ISBN #: 978-0143126683
Page Count: 656
Copyright: May 27, 2014
Publisher: Penguin Books; First Edition
(Taken from Amazon)
August 30, 1975: the day fifteen-year-old Nola Kellergan is glimpsed fleeing through the woods, never to be heard from again; the day Somerset, New Hampshire, lost its innocence.
Thirty-three years later, Marcus Goldman, a successful young novelist, visits Somerset to see his mentor, Harry Quebert, one of the country’s most respected writers, and to find a cure for his writer’s block as his publisher’s deadline looms. But Marcus’s plans are violently upended when Harry is suddenly and sensationally implicated in the cold-case murder of Nola Kellergan—whom, he admits, he had an affair with. As the national media convicts Harry, Marcus launches his own investigation, following a trail of clues through his mentor’s books, the backwoods and isolated beaches of New Hampshire, and the hidden history of Somerset’s citizens and the man they hold most dear. To save Harry, his own writing career, and eventually even himself, Marcus must answer three questions, all of which are mysteriously connected: Who killed Nola Kellergan? What happened one misty morning in Somerset in the summer of 1975? And how do you write a book to save someone’s life?
(One Year After the Book's Publication)
"A good book, Marcus, is judged not by its last words but by the cumulative effect of all the words that have preceded them. About half a second after finishing your book, after reading the very last word, the reader should be overwhelmed by a particular feeling. For a moment he should only think of what he has just read; he should look at the jacket and smile a little sadly because he is already missing all the characters. A good book, Marcus, is a book you are sorry has ended."

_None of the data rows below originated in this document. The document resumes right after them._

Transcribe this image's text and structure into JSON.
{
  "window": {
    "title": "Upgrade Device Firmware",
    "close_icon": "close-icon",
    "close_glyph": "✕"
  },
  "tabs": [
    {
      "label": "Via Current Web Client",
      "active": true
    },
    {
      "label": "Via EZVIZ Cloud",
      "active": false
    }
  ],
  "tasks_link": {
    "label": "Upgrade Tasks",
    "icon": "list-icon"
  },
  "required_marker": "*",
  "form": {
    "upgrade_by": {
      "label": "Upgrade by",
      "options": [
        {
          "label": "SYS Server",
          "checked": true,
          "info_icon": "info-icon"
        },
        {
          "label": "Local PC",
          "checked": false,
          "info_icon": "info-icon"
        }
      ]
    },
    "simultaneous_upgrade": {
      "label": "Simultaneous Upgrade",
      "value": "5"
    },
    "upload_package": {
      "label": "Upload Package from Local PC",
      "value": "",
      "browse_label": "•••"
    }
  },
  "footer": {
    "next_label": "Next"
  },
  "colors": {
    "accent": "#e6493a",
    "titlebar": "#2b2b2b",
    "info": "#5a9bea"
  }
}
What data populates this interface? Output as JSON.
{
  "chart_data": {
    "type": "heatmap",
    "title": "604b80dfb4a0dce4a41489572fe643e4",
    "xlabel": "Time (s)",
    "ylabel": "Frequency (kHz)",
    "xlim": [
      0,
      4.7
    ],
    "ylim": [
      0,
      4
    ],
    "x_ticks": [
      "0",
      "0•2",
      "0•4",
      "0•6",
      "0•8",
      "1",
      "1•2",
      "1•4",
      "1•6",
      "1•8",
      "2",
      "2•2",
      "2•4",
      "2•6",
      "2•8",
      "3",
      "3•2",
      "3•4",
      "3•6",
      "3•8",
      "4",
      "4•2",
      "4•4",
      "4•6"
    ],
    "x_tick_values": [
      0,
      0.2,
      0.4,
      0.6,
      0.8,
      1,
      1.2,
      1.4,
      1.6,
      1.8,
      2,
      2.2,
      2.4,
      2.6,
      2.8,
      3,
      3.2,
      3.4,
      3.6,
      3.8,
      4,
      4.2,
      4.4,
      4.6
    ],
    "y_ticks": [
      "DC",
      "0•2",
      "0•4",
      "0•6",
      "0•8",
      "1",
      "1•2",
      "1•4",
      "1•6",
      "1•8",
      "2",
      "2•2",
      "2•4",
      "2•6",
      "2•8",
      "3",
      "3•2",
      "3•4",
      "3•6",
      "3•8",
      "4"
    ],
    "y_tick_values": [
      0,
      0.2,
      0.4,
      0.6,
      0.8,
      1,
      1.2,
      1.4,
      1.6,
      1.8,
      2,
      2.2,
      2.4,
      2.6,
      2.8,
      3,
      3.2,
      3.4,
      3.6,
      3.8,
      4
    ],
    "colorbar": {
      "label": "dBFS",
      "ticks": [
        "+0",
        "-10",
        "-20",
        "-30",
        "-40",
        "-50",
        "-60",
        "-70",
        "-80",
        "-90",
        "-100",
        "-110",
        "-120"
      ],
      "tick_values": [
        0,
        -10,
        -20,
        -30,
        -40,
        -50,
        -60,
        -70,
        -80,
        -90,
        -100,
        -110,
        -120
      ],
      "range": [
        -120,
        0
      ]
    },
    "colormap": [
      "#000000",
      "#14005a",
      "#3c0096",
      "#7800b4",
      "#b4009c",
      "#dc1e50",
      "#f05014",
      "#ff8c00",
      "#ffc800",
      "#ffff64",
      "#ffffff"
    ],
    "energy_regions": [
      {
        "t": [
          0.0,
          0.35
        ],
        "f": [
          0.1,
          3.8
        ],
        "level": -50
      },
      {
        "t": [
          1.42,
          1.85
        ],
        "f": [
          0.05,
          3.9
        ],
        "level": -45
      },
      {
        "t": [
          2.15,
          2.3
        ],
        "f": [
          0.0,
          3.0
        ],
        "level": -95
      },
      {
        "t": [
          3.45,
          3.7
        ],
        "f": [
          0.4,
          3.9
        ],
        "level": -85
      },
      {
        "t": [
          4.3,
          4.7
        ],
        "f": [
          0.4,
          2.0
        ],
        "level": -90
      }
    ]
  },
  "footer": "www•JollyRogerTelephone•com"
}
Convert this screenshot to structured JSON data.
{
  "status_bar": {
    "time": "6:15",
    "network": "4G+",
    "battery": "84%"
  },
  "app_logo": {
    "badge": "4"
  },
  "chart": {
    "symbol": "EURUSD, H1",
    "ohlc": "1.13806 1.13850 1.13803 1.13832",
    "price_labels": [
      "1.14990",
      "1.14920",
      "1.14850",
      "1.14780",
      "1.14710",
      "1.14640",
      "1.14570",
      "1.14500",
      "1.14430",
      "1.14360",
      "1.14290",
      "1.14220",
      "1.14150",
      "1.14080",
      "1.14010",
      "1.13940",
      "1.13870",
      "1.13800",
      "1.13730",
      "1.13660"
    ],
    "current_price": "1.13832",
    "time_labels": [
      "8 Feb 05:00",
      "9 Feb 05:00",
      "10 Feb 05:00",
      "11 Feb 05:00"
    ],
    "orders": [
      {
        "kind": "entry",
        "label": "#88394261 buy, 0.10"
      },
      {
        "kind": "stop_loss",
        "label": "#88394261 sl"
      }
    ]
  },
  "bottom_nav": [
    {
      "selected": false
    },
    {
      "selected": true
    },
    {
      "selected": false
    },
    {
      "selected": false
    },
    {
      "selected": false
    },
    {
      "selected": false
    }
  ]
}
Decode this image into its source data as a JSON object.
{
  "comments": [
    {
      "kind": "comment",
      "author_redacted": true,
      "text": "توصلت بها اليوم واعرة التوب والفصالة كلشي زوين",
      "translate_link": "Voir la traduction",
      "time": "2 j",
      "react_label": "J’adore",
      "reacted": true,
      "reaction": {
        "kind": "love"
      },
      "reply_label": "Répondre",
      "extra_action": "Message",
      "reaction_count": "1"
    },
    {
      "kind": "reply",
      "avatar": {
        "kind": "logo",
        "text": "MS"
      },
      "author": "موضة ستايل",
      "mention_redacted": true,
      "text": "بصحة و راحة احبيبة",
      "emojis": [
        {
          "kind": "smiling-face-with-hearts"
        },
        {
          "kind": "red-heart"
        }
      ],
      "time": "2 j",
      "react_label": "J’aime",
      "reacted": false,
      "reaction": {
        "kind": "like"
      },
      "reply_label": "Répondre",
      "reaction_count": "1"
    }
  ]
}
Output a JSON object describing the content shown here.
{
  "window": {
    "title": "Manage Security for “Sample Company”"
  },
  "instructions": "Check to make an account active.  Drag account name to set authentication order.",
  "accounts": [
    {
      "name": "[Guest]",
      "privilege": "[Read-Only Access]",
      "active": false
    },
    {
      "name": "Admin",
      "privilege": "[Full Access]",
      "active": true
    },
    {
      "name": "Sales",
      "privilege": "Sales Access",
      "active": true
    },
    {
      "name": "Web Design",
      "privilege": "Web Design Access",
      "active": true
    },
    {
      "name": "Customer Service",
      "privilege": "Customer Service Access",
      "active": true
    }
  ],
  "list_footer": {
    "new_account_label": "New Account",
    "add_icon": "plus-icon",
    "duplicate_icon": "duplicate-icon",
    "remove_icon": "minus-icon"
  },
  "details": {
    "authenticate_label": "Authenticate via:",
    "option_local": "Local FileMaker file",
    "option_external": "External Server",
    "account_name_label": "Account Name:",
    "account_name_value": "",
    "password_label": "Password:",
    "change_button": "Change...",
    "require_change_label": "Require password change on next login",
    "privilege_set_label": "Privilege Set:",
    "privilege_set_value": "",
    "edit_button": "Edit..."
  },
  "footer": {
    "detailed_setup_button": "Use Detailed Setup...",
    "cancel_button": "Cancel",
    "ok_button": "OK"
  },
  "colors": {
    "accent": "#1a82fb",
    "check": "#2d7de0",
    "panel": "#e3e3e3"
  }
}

This. This describes exactly what I am feeling right now, at this very moment.
In one of the most engaging and exciting reads I have had since Steig Larsson's Millennium Trilogy, Marcus is a first time, best selling author with writer's block. Stressed out and with a deadline for a new novel fast approaching, he decides to head to Somerset, New Hampshire to gain advice and inspiration from his former mentor and best selling novelist, Harry Quebert, who is now his good friend. Thirty three years before, a horrible tragedy had befell the town- 15 year old Nola Kellergan is seen fleeing to the woods with a man chasing after her. She is never seen again.
As Marcus arrives in Somerset, that case is reopened in a horrifying way: Harry is being accused of having an affair and murdering Nola, opening up this years old cold case. Now, Marcus has to race against the clock to free Harry, and write his book as his deadline looms. As he goes through his mentor's old books and notes, Marcus decides to open up his own investigation, while his publishers decide that his next novel should be based on the information he uncovers about the case. During his own impromptu investigation, Marcus begins to unearth far more secrets than he bargained for that this small town had been hiding for all those years. But will it be enough to save Harry and will he find it all on time?
I was seriously so enraptured with this book from page one. It did take me a few chapters to figure out that the story was being told in a depending order, but the last chapter cleared up the reason for that and I totally appreciated that small detail. It explained the story so much more. I have nothing but glowing compliments for this novel. If you read and loved the Millennium Trilogy, then you will love this book. The characters are so well fleshed out, partly because Marcus has to dig deep into Somerset's past and partly because Marcus is writing his novel as we are reading and solving the mystery of who murdered Nola Kellergan. My favorite part about this whole novel, though, was how it kept me on my toes and edge of my seat through the very end. I even had a status update where all I could say was "The hell is going on?!?!" The twists and turns in this novel were great and the final pages were astounding and jaw dropping. The ending was just, wow. I definitely will recommend this to everyone I know who reads books.
*A physical copy of this book was provided by the publisher in exchange for an honest review.